> _Directions_
Lines with the word "when" are the answer; copy each of them from the data below.

> _Input material_

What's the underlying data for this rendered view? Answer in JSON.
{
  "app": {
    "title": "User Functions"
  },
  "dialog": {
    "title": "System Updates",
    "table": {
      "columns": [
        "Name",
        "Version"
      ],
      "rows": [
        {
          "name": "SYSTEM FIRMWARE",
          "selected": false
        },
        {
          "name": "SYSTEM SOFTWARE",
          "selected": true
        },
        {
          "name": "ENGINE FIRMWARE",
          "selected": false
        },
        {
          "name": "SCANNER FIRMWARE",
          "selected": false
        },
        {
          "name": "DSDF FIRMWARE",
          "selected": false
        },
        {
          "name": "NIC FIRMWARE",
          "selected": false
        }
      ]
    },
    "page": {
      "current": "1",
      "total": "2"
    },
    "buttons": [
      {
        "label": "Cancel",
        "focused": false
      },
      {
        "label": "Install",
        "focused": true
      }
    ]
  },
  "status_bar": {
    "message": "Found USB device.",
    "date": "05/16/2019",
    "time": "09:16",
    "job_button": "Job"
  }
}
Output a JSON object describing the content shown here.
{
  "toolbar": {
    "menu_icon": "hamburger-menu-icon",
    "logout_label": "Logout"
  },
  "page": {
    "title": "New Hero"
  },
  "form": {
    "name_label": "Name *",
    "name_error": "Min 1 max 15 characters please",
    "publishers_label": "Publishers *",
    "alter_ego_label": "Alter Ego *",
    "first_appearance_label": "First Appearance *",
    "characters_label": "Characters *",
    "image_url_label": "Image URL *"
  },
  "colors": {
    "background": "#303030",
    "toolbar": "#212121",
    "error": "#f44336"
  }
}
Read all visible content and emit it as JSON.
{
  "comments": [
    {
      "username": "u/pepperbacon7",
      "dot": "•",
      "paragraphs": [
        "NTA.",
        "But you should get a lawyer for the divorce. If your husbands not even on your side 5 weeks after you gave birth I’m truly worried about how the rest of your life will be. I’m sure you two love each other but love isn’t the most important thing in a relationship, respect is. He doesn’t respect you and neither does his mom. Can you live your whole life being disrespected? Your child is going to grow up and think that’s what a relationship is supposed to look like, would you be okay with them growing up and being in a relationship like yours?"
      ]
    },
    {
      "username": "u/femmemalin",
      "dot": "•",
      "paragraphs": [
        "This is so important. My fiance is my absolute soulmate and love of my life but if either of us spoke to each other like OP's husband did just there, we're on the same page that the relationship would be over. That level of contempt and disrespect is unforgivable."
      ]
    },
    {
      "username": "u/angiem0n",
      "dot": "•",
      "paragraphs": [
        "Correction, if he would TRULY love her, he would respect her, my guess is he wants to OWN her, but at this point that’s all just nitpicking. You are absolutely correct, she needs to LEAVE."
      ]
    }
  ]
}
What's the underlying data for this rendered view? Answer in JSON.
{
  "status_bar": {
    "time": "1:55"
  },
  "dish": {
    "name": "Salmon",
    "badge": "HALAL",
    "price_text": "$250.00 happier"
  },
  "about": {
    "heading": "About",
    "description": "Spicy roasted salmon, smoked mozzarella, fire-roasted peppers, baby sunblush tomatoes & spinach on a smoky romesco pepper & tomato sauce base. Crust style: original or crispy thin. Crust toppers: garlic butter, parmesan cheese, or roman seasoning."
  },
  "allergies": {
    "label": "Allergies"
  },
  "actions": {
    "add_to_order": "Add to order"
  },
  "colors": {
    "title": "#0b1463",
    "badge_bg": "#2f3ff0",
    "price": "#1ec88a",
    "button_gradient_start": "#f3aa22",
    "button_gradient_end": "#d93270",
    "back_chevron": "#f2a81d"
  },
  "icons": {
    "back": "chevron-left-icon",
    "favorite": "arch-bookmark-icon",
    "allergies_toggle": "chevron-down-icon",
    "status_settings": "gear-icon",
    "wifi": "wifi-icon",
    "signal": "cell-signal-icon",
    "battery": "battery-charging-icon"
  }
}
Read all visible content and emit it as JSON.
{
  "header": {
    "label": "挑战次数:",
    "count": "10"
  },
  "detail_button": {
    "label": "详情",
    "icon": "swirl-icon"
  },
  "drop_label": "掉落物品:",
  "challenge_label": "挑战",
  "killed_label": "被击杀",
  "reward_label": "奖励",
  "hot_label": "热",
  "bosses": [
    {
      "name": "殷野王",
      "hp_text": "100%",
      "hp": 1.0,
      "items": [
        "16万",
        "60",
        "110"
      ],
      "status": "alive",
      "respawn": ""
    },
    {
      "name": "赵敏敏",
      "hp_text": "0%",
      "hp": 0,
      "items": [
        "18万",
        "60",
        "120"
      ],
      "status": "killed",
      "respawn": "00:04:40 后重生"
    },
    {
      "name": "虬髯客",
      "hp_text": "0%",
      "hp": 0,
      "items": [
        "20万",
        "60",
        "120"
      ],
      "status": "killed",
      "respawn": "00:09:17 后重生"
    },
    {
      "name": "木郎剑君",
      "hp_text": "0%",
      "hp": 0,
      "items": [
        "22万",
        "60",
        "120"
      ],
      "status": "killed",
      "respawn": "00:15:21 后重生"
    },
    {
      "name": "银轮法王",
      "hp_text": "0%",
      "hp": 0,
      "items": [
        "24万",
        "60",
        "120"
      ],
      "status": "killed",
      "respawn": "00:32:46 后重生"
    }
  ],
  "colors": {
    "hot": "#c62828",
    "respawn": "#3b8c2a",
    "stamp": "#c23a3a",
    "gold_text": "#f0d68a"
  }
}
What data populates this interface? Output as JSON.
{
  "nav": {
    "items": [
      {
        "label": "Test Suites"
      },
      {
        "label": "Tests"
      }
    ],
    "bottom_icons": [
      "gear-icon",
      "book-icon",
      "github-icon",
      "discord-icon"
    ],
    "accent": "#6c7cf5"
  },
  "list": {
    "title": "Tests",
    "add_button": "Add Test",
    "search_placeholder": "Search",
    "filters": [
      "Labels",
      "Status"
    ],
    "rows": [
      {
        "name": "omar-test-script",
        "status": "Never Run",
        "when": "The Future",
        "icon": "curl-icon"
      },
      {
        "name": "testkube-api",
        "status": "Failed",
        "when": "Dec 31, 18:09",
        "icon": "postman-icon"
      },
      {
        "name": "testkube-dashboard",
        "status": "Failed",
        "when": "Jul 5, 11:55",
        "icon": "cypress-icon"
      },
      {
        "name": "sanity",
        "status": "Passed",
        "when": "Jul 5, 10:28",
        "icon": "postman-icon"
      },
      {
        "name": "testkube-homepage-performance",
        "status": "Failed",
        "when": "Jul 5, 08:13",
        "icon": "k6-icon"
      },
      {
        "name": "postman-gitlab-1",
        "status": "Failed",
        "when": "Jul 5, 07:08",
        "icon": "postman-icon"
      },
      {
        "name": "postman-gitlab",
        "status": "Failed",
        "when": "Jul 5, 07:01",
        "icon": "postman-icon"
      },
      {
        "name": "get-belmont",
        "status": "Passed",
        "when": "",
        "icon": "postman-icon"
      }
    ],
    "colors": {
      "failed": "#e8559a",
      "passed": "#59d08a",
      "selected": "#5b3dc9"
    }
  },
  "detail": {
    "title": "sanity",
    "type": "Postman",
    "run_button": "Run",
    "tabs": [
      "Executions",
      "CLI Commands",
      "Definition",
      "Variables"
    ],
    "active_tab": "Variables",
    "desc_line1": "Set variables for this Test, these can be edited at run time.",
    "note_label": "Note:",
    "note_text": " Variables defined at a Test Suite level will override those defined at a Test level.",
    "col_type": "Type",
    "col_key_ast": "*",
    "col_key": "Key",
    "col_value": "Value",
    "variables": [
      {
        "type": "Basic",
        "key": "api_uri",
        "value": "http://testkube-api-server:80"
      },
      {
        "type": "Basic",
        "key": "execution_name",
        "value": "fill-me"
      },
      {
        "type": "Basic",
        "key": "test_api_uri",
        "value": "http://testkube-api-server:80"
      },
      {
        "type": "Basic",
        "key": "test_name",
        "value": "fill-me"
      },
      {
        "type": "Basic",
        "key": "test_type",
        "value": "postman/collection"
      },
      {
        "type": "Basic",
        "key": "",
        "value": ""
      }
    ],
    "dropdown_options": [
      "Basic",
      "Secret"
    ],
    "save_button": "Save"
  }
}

> _Answer to this exercise_
        "when": "The Future",
        "when": "Dec 31, 18:09",
        "when": "Jul 5, 11:55",
        "when": "Jul 5, 10:28",
        "when": "Jul 5, 08:13",
        "when": "Jul 5, 07:08",
        "when": "Jul 5, 07:01",
        "when": "",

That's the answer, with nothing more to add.